Scan the listing for the word "Photo" and report every line that contains it.
*** Opening of EXTRACTED MATERIAL ***
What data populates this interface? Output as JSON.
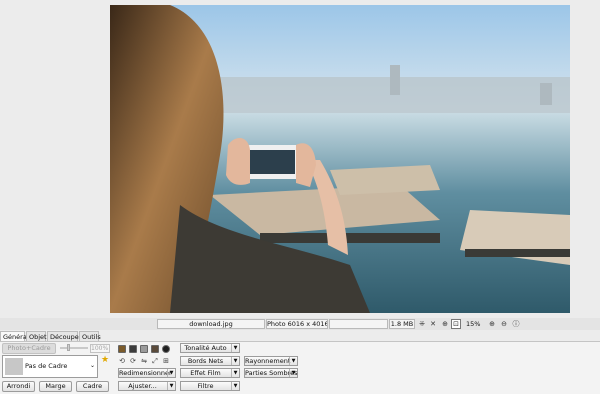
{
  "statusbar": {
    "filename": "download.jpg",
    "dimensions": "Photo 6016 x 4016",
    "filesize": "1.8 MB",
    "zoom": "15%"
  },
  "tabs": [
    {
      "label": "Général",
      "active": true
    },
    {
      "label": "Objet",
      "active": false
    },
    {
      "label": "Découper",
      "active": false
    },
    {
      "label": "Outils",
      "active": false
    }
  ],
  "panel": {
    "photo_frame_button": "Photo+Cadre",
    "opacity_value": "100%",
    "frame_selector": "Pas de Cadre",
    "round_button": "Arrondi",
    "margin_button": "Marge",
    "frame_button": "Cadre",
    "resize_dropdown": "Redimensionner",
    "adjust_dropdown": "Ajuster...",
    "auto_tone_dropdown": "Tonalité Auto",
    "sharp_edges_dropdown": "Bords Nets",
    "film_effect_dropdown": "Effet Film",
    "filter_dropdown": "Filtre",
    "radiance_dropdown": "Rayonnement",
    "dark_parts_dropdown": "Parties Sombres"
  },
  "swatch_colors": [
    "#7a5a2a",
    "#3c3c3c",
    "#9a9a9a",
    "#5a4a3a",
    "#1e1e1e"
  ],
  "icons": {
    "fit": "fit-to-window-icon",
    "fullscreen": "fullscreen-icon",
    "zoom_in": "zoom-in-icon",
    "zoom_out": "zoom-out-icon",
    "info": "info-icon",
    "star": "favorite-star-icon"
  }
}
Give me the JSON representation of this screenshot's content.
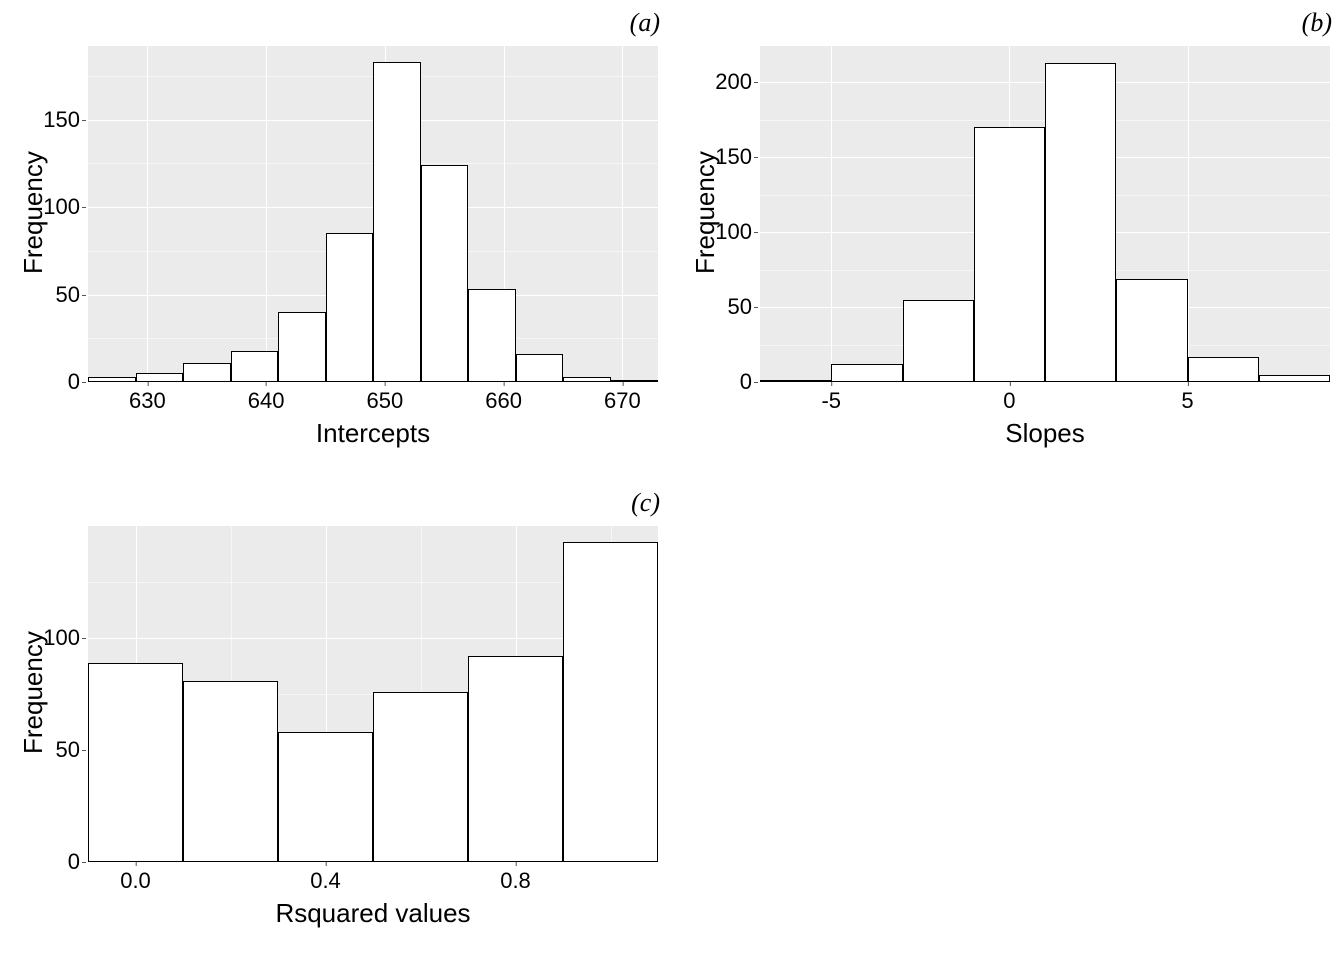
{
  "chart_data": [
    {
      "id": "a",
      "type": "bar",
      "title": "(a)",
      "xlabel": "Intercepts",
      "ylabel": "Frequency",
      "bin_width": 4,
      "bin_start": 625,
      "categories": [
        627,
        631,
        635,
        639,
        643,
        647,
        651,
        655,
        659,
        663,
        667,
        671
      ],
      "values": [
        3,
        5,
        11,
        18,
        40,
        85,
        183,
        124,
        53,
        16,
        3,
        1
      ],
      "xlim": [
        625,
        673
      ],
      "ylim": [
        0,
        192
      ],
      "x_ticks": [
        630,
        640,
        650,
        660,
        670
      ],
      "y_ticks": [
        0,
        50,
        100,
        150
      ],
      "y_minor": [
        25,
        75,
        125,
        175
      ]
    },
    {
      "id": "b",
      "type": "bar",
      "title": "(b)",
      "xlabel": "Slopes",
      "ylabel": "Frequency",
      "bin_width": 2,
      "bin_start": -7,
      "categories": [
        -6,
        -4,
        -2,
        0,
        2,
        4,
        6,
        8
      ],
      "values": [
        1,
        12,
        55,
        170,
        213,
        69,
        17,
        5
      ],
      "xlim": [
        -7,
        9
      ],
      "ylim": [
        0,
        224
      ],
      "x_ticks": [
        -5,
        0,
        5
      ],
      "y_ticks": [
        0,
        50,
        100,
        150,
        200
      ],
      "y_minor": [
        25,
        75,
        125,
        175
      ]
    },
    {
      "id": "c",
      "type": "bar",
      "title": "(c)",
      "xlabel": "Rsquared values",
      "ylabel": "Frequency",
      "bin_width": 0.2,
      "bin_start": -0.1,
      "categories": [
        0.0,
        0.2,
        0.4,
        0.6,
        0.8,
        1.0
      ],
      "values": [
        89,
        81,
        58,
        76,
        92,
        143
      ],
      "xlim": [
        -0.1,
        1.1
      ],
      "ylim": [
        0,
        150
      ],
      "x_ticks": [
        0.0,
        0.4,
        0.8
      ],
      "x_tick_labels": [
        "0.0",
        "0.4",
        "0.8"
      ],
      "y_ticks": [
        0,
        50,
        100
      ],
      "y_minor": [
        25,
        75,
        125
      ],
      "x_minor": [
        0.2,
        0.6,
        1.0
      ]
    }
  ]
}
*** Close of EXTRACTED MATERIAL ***
[WRITTEN RESPONSE]:
    "dimensions": "Photo 6016 x 4016",
    "photo_frame_button": "Photo+Cadre",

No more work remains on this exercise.